The 7 different genders include agender, cisgender, genderfluid, genderqueer, intersex, gender nonconforming, and transgender. Many people refuse to be classified as male or female, either because they do not identify themselves as male or female or because they are transitioning to the opposite gender.... continue reading ›
It's even funnier to remember this rule since a word that ends in – dad is usually feminine.... read more ›
If you are referring to one pizza the proper terminology is "la pizza" and if you are referring to multiple pies you say "las pizzas." And if you're looking for your closest pizza place, you can ask for the nearest "pizzería."... view details ›
We should not follow the bus theory: we ourselves are sitting in the bus and the bus is full.... view details ›
It's a masculine word (“un“/“el” pupitre, “unos”/”los pupitres”).... see more ›
Like other groups, plural nouns inherit their gender, from their singular form (which acts as a member of a group). So, hombres is masculine because hombre is masculine, and mujeres is feminine because mujer is feminine.... continue reading ›
Answer and Explanation: Animal, in Spanish, is gendered masculine. So, you go to the zoo to see los animales.... continue reading ›
Instead, it's a strictly grammatical category, often related to the ending of a noun. The ending –o is usually masculine (el plato), and the ending –a is usually feminine (la mesa). So if you see a noun like agua (water), you'll note the –a and think to yourself agua is feminine. And you'd be right.... see more ›
The word 'chocolate' is masculine in Spanish. Therefore, it is 'el chocolate' in singular and 'los chocolates' in plural.... read more ›

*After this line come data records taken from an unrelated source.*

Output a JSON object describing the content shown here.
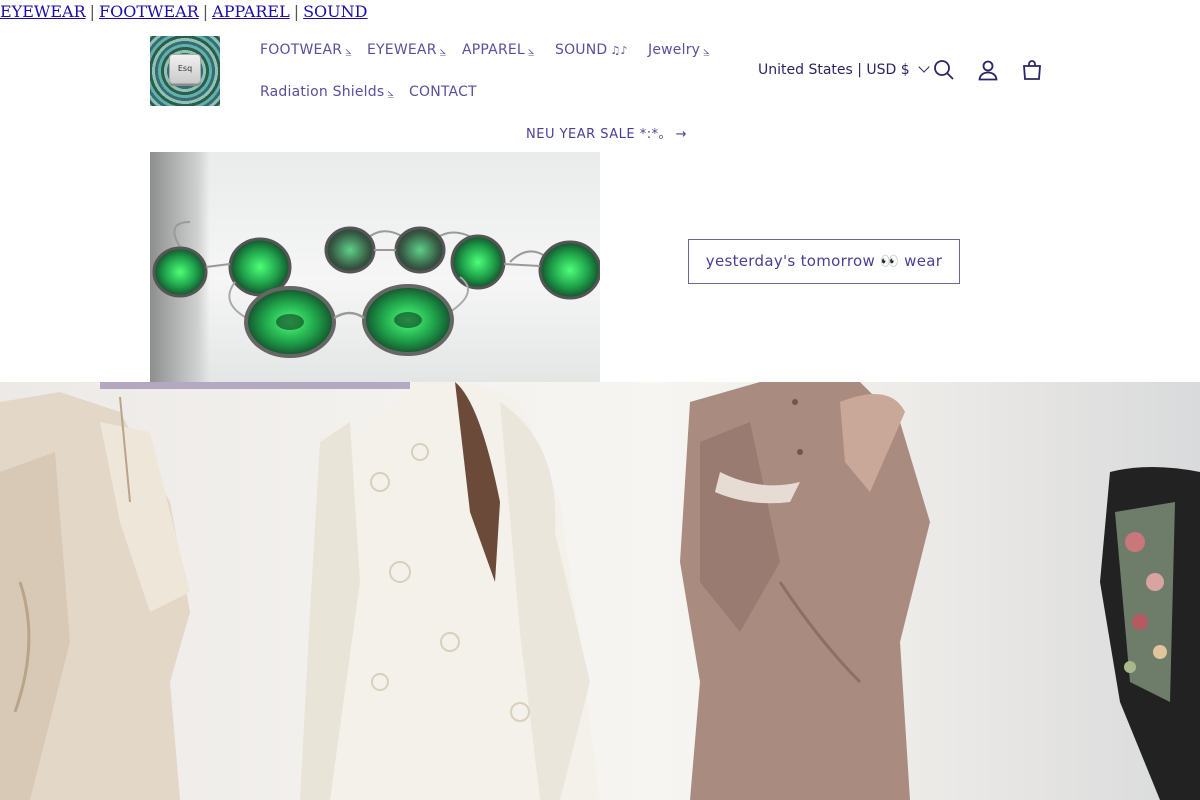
{
  "top_links": [
    "EYEWEAR",
    "FOOTWEAR",
    "APPAREL",
    "SOUND"
  ],
  "top_separator": "|",
  "logo": {
    "key_text": "Esq"
  },
  "nav": {
    "row1": [
      {
        "label": "FOOTWEAR",
        "suffix": "⦥"
      },
      {
        "label": "EYEWEAR",
        "suffix": "⦥"
      },
      {
        "label": "APPAREL",
        "suffix": "⦥"
      },
      {
        "label": "SOUND",
        "suffix": "♫♪"
      },
      {
        "label": "Jewelry",
        "suffix": "⦥"
      }
    ],
    "row2": [
      {
        "label": "Radiation Shields",
        "suffix": "⦥"
      },
      {
        "label": "CONTACT",
        "suffix": ""
      }
    ]
  },
  "locale": "United States | USD $",
  "icons": {
    "search": "search-icon",
    "account": "account-icon",
    "cart": "cart-icon"
  },
  "sale_link": {
    "label": "NEU YEAR SALE *:*｡",
    "arrow": "→"
  },
  "hero": {
    "button_label": "yesterday's tomorrow 👀 wear"
  },
  "colors": {
    "text": "#2b2566",
    "nav": "#5a4f9e",
    "link": "#1a0dab"
  }
}
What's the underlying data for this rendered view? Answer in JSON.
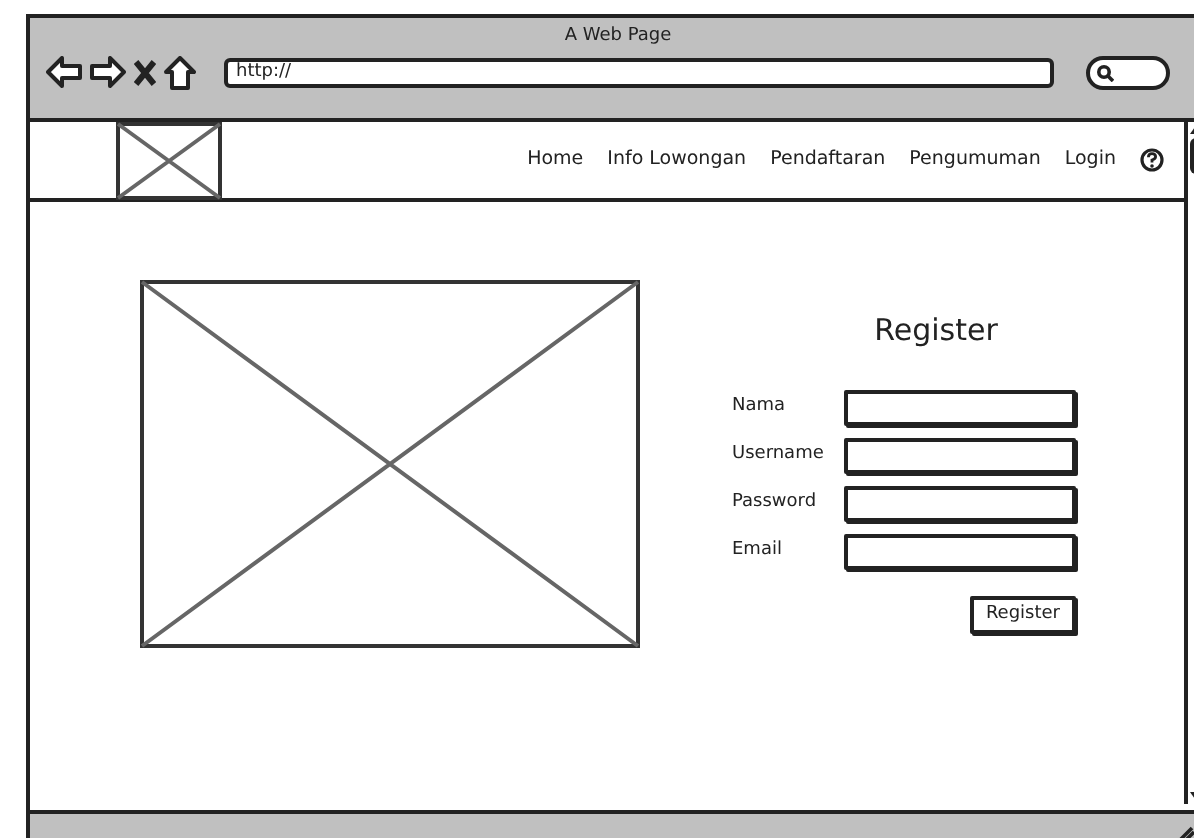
{
  "window": {
    "title": "A Web Page"
  },
  "address_bar": {
    "value": "http://"
  },
  "nav": {
    "items": [
      {
        "label": "Home"
      },
      {
        "label": "Info Lowongan"
      },
      {
        "label": "Pendaftaran"
      },
      {
        "label": "Pengumuman"
      },
      {
        "label": "Login"
      }
    ]
  },
  "form": {
    "title": "Register",
    "fields": [
      {
        "label": "Nama"
      },
      {
        "label": "Username"
      },
      {
        "label": "Password"
      },
      {
        "label": "Email"
      }
    ],
    "button": "Register"
  }
}
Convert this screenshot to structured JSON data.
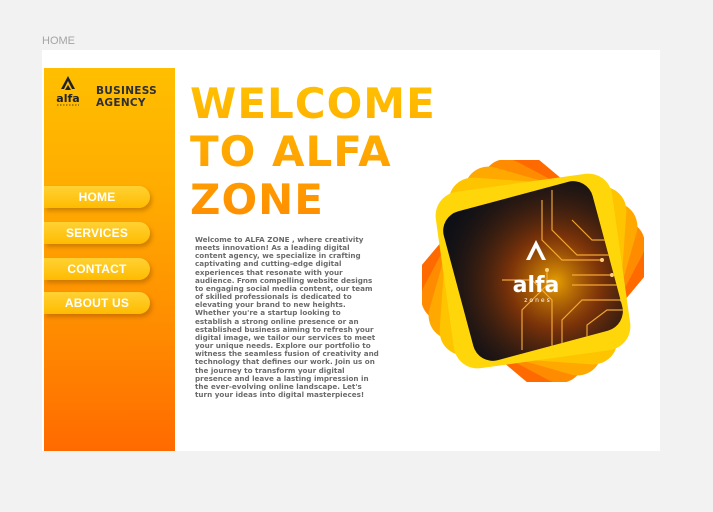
{
  "frame_label": "HOME",
  "brand": {
    "logo_text": "alfa",
    "line1": "BUSINESS",
    "line2": "AGENCY"
  },
  "nav": [
    {
      "label": "HOME"
    },
    {
      "label": "SERVICES"
    },
    {
      "label": "CONTACT"
    },
    {
      "label": "ABOUT US"
    }
  ],
  "hero": {
    "line1": "WELCOME",
    "line2": "TO ALFA",
    "line3": "ZONE",
    "body": "Welcome to ALFA ZONE , where creativity meets innovation! As a leading digital content agency, we specialize in crafting captivating and cutting-edge digital experiences that resonate with your audience. From compelling website designs to engaging social media content, our team of skilled professionals is dedicated to elevating your brand to new heights. Whether you're a startup looking to establish a strong online presence or an established business aiming to refresh your digital image, we tailor our services to meet your unique needs. Explore our portfolio to witness the seamless fusion of creativity and technology that defines our work. Join us on the journey to transform your digital presence and leave a lasting impression in the ever-evolving online landscape. Let's turn your ideas into digital masterpieces!"
  },
  "art": {
    "logo_text": "alfa",
    "logo_sub": "zones"
  },
  "colors": {
    "accent_top": "#ffbf00",
    "accent_bottom": "#ff6a00",
    "brand_text": "#2b2f36"
  },
  "icons": [
    "alfa-logo-icon",
    "circuit-art-image"
  ]
}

We know, for example, that in Spanish the moon is feminine and the sun is masculine (La luna and el sol).... view details ›
While cacao is commonly considered a feminine plant spirit, it certainly teaches us invaluable lessons about expressing both feminine and masculine energy.... view details ›
|Feminine Nouns||English Translation|
|el arca||the ark|
|el hampa||the underworld|
|el arpa||the harp|
Padre is always masculine and can never be use as feminine, nor in singular nor in plural. But padres can be used for referring the mother and the father, and of course for referring to two or more masculine parents, but never for referring several feminine parents, in that case you say las madres .... see details ›
Answer and Explanation: The Spanish noun café (pronounced: kah-FEH), which means 'coffee,' is masculine, so it must be used with the masculine articles el ('the') or un ('a').... continue reading ›
Some nouns do not follow these rules. You should always learn nouns in Spanish with the definite article. This will prove to be an easier way to remember if they are feminine or masculine. Examples of some nouns that do not follow these rules: la mano (feminine), el mapa (masculine), el día (masculine).... see more ›